By Armon Drysdale
MONTGOMERY – When Reform Alabama laid out its legislative agenda in January, the organization listed election law reform as a top priority for 2012. After several months of research and collaboration, the group’s first such bill was filed Tuesday in the Alabama Senate.
Sen. Bryan Taylor, R-Prattville, is sponsoring SB551, which Reform Alabama wrote in consultation with the offices of the secretary of state and the attorney general, as well as the Alabama Ethics Commission. The bill addresses two omitted issues regarding campaign finance laws, one of which has only recently come to light in the wake of a December court ruling regarding PAC-to-PAC transfers.
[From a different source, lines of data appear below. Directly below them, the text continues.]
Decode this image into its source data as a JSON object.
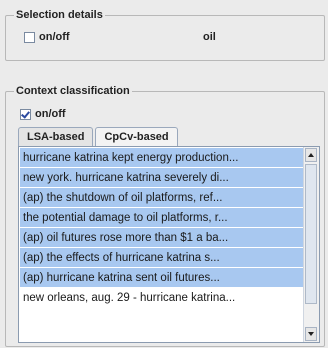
{
  "selection": {
    "title": "Selection details",
    "check_label": "on/off",
    "checked": false,
    "value": "oil"
  },
  "context": {
    "title": "Context classification",
    "check_label": "on/off",
    "checked": true,
    "tabs": [
      {
        "label": "LSA-based",
        "active": false
      },
      {
        "label": "CpCv-based",
        "active": true
      }
    ],
    "items": [
      {
        "text": "hurricane katrina kept energy production...",
        "selected": true
      },
      {
        "text": "new york.  hurricane katrina severely di...",
        "selected": true
      },
      {
        "text": "(ap)  the shutdown of oil platforms, ref...",
        "selected": true
      },
      {
        "text": "the potential damage to oil platforms, r...",
        "selected": true
      },
      {
        "text": "(ap)  oil futures rose more than $1 a ba...",
        "selected": true
      },
      {
        "text": "(ap)  the effects of hurricane katrina s...",
        "selected": true
      },
      {
        "text": "(ap)  hurricane katrina sent oil futures...",
        "selected": true
      },
      {
        "text": "new orleans, aug. 29 - hurricane katrina...",
        "selected": false
      }
    ]
  }
}
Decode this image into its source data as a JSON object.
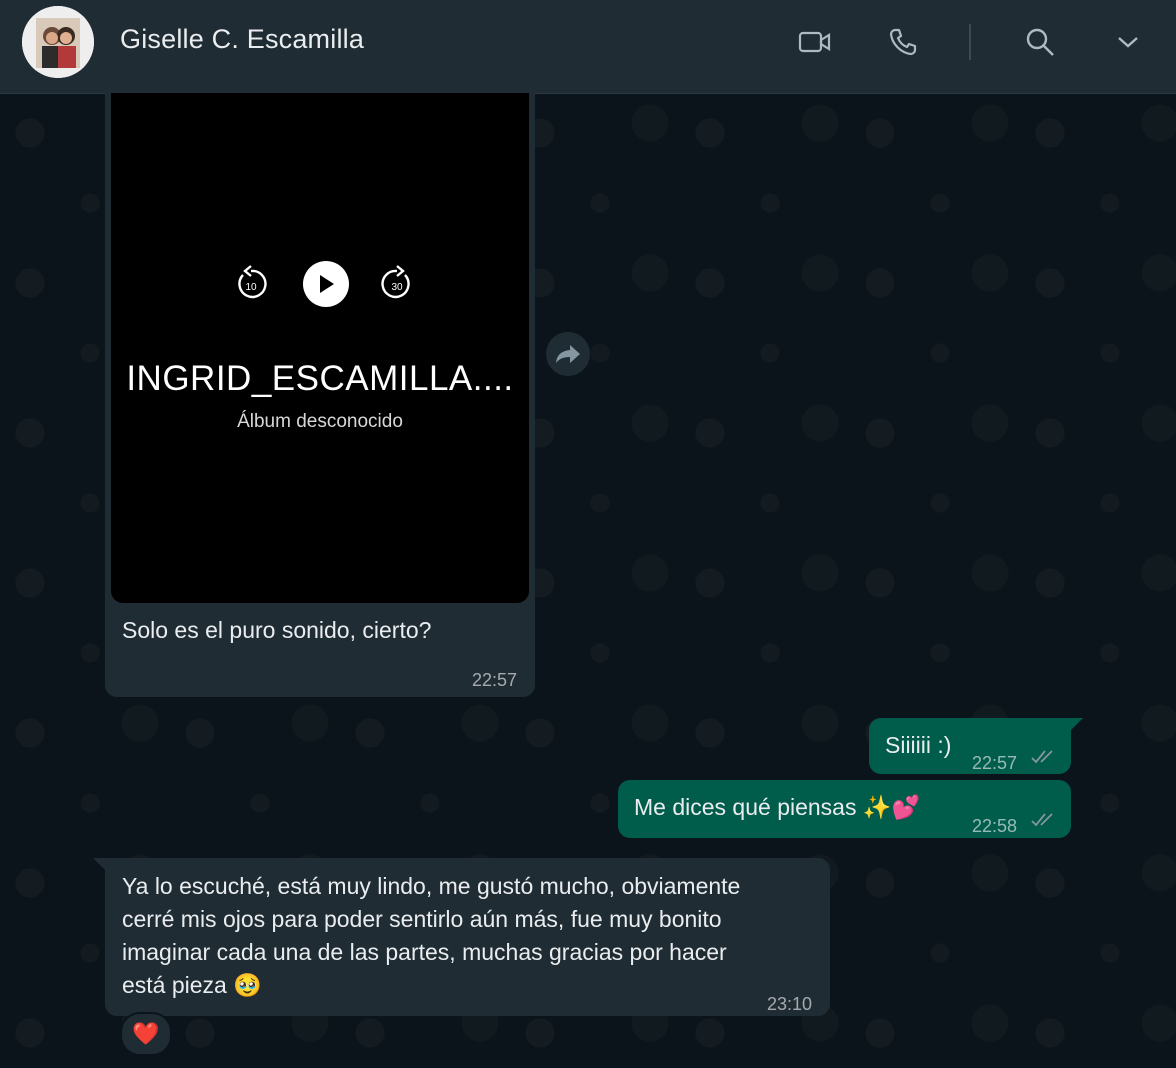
{
  "header": {
    "contact_name": "Giselle C. Escamilla",
    "icons": [
      "video-call-icon",
      "voice-call-icon",
      "search-icon",
      "chevron-down-icon"
    ]
  },
  "messages": [
    {
      "direction": "incoming",
      "type": "audio-media",
      "media_title": "INGRID_ESCAMILLA....",
      "media_subtitle": "Álbum desconocido",
      "skip_back": "10",
      "skip_forward": "30",
      "caption": "Solo es el puro sonido, cierto?",
      "time": "22:57"
    },
    {
      "direction": "outgoing",
      "text": "Siiiiii :)",
      "time": "22:57",
      "status": "read"
    },
    {
      "direction": "outgoing",
      "text": "Me dices qué piensas ✨💕",
      "time": "22:58",
      "status": "read"
    },
    {
      "direction": "incoming",
      "lines": [
        "Ya lo escuché, está muy lindo, me gustó mucho, obviamente",
        "cerré mis ojos para poder sentirlo aún más, fue muy bonito",
        "imaginar cada una de las partes, muchas gracias por hacer",
        "está pieza 🥹"
      ],
      "time": "23:10",
      "reaction": "❤️"
    }
  ],
  "colors": {
    "header_bg": "#202c33",
    "chat_bg": "#0b141a",
    "incoming_bubble": "#202c33",
    "outgoing_bubble": "#005c4b",
    "read_ticks": "#8696a0"
  }
}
SB551 would require all PACs receiving funds from other PACs for the purposes of get-out-the-vote operations to establish accounts separate from those used to fund candidates.
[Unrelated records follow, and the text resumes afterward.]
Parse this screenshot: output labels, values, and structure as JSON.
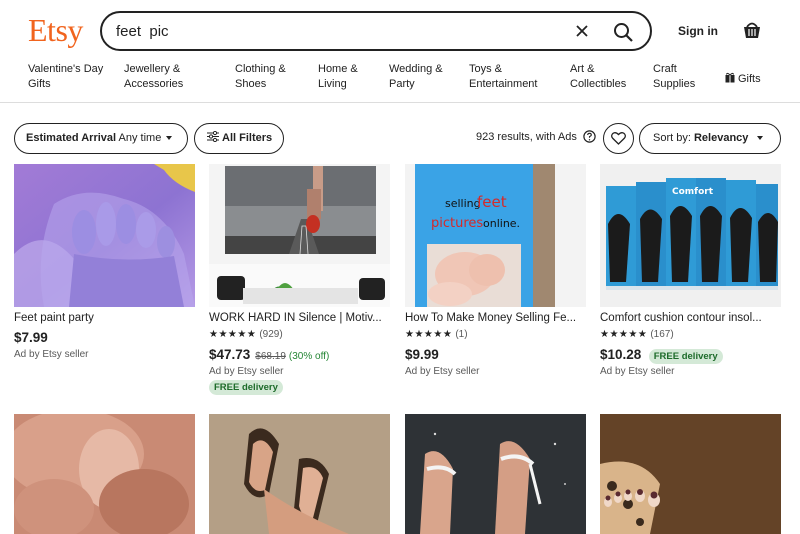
{
  "header": {
    "logo": "Etsy",
    "search_value": "feet  pic",
    "signin_label": "Sign in"
  },
  "nav": {
    "items": [
      {
        "line1": "Valentine's Day",
        "line2": "Gifts"
      },
      {
        "line1": "Jewellery &",
        "line2": "Accessories"
      },
      {
        "line1": "Clothing &",
        "line2": "Shoes"
      },
      {
        "line1": "Home &",
        "line2": "Living"
      },
      {
        "line1": "Wedding &",
        "line2": "Party"
      },
      {
        "line1": "Toys &",
        "line2": "Entertainment"
      },
      {
        "line1": "Art &",
        "line2": "Collectibles"
      },
      {
        "line1": "Craft",
        "line2": "Supplies"
      },
      {
        "line1": "Gifts",
        "line2": ""
      }
    ]
  },
  "filters": {
    "estimated_arrival_label": "Estimated Arrival",
    "estimated_arrival_value": "Any time",
    "all_filters_label": "All Filters",
    "results_text": "923 results, with Ads",
    "sort_label": "Sort by:",
    "sort_value": "Relevancy"
  },
  "products": [
    {
      "title": "Feet paint party",
      "price": "$7.99",
      "seller": "Ad by Etsy seller"
    },
    {
      "title": "WORK HARD IN Silence | Motiv...",
      "stars": "★★★★★",
      "reviews": "(929)",
      "price": "$47.73",
      "old_price": "$68.19",
      "discount": "(30% off)",
      "seller": "Ad by Etsy seller",
      "badge": "FREE delivery"
    },
    {
      "title": "How To Make Money Selling Fe...",
      "stars": "★★★★★",
      "reviews": "(1)",
      "price": "$9.99",
      "seller": "Ad by Etsy seller",
      "cover_text": [
        "selling",
        "feet",
        "pictures",
        "online."
      ]
    },
    {
      "title": "Comfort cushion contour insol...",
      "stars": "★★★★★",
      "reviews": "(167)",
      "price": "$10.28",
      "badge": "FREE delivery",
      "seller": "Ad by Etsy seller",
      "package_text": "Comfort"
    }
  ]
}
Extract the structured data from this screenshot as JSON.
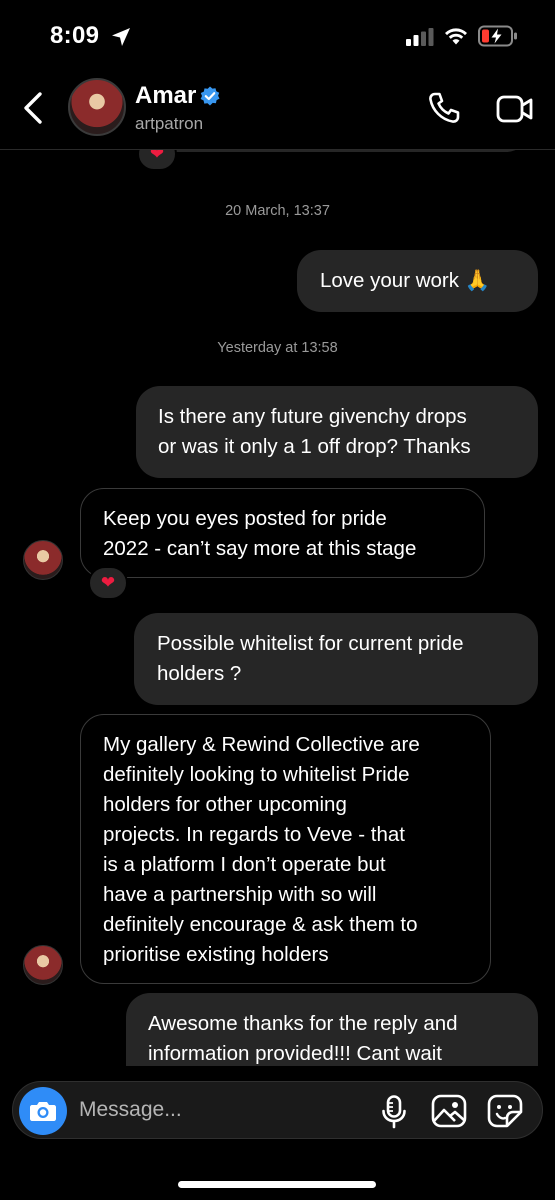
{
  "status_bar": {
    "time": "8:09"
  },
  "header": {
    "name": "Amar",
    "handle": "artpatron"
  },
  "messages": [
    {
      "type": "timestamp",
      "text": "20 March, 13:37"
    },
    {
      "type": "outgoing",
      "text": "Love your work 🙏"
    },
    {
      "type": "timestamp",
      "text": "Yesterday at 13:58"
    },
    {
      "type": "outgoing",
      "text": "Is there any future givenchy drops\nor was it only a 1 off drop? Thanks"
    },
    {
      "type": "incoming",
      "text": "Keep you eyes posted for pride\n2022 - can’t say more at this stage",
      "reaction": "❤"
    },
    {
      "type": "outgoing",
      "text": "Possible whitelist for current pride\nholders ?"
    },
    {
      "type": "incoming",
      "text": "My gallery & Rewind Collective are\ndefinitely looking to whitelist Pride\nholders for other upcoming\nprojects. In regards to Veve - that\nis a platform I don’t operate but\nhave a partnership with so will\ndefinitely encourage & ask them to\nprioritise existing holders"
    },
    {
      "type": "outgoing",
      "text": "Awesome thanks for the reply and\ninformation provided!!! Cant wait\nfor future drops! Keep the grind"
    }
  ],
  "top_reaction": "❤",
  "composer": {
    "placeholder": "Message..."
  },
  "colors": {
    "accent_blue": "#2f8cf7",
    "bubble": "#262626",
    "heart": "#ed1c40",
    "battery_low": "#ff3b30"
  },
  "icons": [
    "location-arrow-icon",
    "signal-icon",
    "wifi-icon",
    "battery-icon",
    "back-chevron-icon",
    "verified-badge-icon",
    "phone-icon",
    "video-camera-icon",
    "camera-icon",
    "microphone-icon",
    "gallery-icon",
    "sticker-icon"
  ]
}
The second part of the legislation addresses the monitoring and enforcement of violations of the Fair Campaign Practices Act, specifically:
•The act would require all PACs and candidates to file an annual registration fee to the secretary of state’s office, which will set the fee amount in consultation with the Alabama Ethics Commission. The secretary of state’s office would transfer all funds collected from those fees to the ethics commission, which would then use the money to completely fund a monitoring division. This division would monitor each registered candidate and PAC for compliance with FCPA laws.
•Any PAC or candidate which fails to file finance reports in a timely or compliant manner would then face a civil penalty ($500). A second offense would result in a higher penalty ($1,000), while a third and presumably intentional offense would be referred to the attorney general’s office for criminal action. The law provides for criminal action on first and second offenses if they are deemed intentional.
•The law would require every candidate and campaign committee to designate an individual or registered agent; all legal responsibility and liability would fall on that individual or agent.
Reform Alabama began researching enforcement mechanisms shortly after the end of the 2011 legislative session that enacted several crucial campaign finance and election reform laws. The group began dialogue in November with all three government offices involved and recently reached an agreement for the Alabama Ethics Commission to accommodate a monitoring division. The law would also resolve several concerns in a finding handed down by a Montgomery grand jury this month.
SB551 on Thursday received a favorable report from the Senate Constitution, Campaign Finance, Ethics and Elections committee; a Senate vote could come as early as next week.